As someone who has spent quite a lot of time in their life reading urban fantasy—across all of its definitions, and yes, even a little of the paranormal romance stuff—I can safely say that Kiernan has her finger jammed firmly on the pulse-point of all the silly, weird, idiosyncratic things that make the genre so very popular (and, as Blood Oranges makes clear, laughable). The first person narrator—who, realistically, would likely not be a good writer, as Quinn is not—is not a kung-fu genius, or a Buffy-clone, or particularly pleasant, powerful, or sexy. The monsters are monsters, even when they’ve got a compelling magnetism, and the intrigues read as so frequently slimy and bottom-barrel that they end up being much more believable than the usual mysteries one finds in the genre. The highly productive balance struck between Kiernan’s precise, intense prose when it is directed toward Quinn’s imprecise and wandering narration is one that readers familiar with her usual work will likely find amusing and delightful. I most certainly did; while Quinn’s voice is concrete and entirely believable (though she herself is entirely un-believable, as she makes clear to the reader repeatedly), the control required to manage it, knowing what a familiar reader knows of Kiernan’s style, is impressive.
The strange thing, in the end, about this novel, is that it satisfies on both counts. It manages to be a deconstruction, a frank and hilariously mean conviction, of an entire popular genre; it also manages to tell a story well at home within that genre in a way that snags the reader’s attention and drags them through to the end without a reasonable place for a pause in the tension. I can’t deny that I’m eager to see what happens next for Quinn—I’m curious about Mr. B, I’m curious about the maneuvering of her world and life, I’m curious about what the hell a werepire ex-junky who has developed a reputation in the world of the nasties is going to do now that the mess driving Blood Oranges is sorted. The world-building is infectiously intriguing; though Quinn claims not to be a good writer, the descriptions of such monsters as Evangelista Penderghast are remarkably eerie and sear themselves readily onto the mind’s eye. (A minor aside: unsurprisingly, I’m also a fan of the queer landscape of this Providence—the majority of the characters are some flavor.)
So, it’s a parody, sure, but it’s not merely a parody.

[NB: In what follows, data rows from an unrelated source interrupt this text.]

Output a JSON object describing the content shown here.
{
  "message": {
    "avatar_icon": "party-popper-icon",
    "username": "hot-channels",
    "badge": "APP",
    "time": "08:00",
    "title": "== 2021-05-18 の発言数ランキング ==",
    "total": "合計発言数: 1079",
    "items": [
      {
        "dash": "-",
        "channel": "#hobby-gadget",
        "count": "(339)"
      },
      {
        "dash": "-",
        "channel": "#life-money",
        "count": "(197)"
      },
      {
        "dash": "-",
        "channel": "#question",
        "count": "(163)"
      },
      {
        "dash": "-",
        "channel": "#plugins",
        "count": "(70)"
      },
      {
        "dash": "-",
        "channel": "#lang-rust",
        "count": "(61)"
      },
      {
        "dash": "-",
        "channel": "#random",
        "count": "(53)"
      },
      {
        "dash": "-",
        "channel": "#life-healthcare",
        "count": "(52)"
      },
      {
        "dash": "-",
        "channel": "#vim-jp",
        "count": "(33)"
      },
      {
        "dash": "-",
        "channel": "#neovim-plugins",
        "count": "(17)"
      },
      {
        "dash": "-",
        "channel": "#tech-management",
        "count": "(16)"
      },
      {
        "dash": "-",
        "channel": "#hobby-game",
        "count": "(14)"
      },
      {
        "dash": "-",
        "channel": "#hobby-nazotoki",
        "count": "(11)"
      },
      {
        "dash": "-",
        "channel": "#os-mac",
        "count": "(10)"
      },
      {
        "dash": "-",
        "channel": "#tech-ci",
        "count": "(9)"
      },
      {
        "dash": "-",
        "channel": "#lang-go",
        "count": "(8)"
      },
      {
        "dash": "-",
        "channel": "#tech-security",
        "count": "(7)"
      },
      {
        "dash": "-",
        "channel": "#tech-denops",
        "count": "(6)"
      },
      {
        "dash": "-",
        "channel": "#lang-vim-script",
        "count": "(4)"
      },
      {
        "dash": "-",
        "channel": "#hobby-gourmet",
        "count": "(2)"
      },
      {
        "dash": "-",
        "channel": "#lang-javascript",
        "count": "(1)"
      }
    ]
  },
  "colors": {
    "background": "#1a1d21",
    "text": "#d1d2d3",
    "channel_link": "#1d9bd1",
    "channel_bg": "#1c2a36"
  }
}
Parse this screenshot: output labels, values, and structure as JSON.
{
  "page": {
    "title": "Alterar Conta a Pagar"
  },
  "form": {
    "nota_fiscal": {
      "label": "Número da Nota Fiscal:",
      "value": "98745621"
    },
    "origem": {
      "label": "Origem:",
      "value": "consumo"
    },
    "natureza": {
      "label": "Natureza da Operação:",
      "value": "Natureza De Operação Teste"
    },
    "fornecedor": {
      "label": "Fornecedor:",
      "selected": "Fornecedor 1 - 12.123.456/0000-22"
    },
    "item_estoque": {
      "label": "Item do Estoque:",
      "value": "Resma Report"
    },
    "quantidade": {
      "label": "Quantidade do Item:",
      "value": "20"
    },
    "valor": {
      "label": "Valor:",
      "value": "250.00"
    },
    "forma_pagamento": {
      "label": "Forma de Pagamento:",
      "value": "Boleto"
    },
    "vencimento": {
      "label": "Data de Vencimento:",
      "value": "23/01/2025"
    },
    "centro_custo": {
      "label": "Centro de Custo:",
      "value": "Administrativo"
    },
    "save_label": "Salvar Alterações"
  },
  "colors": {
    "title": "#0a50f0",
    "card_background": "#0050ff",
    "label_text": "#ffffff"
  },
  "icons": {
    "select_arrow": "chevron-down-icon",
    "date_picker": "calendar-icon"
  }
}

That would be too flat; it wouldn’t hold through a whole trilogy. It’s also a high-energy, filthy, unpleasant and honest romp in a version of our reality that’s even less nice and welcoming than the real thing. Good and amusing stuff, Blood Oranges, and I look forward to the next installment. (And, once these books are done, the next Kiernan project, too. It’s rare for an author to have the range for both romping satire and the sort of masterpiece that is Kiernan’s last novel, The Drowning Girl: A Memoir, but she very much does.)
Blood Oranges is published by Roc. It comes out February 5th.
Brit Mandelo is a writer, critic, and editor whose primary fields of interest are speculative fiction and queer literature, especially when the two coincide. She can be found on Twitter or her website.